:: Work to be completed ::
Look through the records and copy every line in which "Validate" appears.

**********

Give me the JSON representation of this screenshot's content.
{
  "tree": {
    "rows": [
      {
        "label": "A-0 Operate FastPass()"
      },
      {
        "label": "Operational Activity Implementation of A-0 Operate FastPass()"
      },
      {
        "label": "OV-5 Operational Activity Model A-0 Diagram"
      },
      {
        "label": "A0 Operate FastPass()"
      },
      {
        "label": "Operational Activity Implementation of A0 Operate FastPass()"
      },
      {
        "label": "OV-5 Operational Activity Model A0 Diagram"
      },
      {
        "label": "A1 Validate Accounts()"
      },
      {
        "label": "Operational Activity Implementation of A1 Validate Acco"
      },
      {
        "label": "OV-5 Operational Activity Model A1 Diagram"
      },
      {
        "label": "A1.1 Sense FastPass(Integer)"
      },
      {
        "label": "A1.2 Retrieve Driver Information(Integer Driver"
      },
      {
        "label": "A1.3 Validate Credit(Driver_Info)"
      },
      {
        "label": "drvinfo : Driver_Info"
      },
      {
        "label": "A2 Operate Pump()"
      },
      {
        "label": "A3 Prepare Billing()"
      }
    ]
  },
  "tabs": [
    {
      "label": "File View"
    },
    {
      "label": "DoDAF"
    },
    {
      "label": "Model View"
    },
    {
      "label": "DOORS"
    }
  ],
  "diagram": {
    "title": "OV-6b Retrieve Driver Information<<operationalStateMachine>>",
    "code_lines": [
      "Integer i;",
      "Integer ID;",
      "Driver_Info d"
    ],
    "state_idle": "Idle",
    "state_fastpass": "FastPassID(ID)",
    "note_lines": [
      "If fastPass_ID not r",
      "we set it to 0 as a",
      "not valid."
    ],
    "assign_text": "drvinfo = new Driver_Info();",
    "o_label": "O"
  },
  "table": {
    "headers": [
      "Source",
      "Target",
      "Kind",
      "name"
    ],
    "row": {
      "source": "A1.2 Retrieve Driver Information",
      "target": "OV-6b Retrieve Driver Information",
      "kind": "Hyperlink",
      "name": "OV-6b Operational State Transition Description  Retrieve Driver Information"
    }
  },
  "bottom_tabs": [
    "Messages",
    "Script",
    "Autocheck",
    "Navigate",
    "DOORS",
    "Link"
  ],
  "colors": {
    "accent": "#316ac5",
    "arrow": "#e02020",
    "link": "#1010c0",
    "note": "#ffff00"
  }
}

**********

:: Response area ::
        "label": "A1 Validate Accounts()"
        "label": "Operational Activity Implementation of A1 Validate Acco"
        "label": "A1.3 Validate Credit(Driver_Info)"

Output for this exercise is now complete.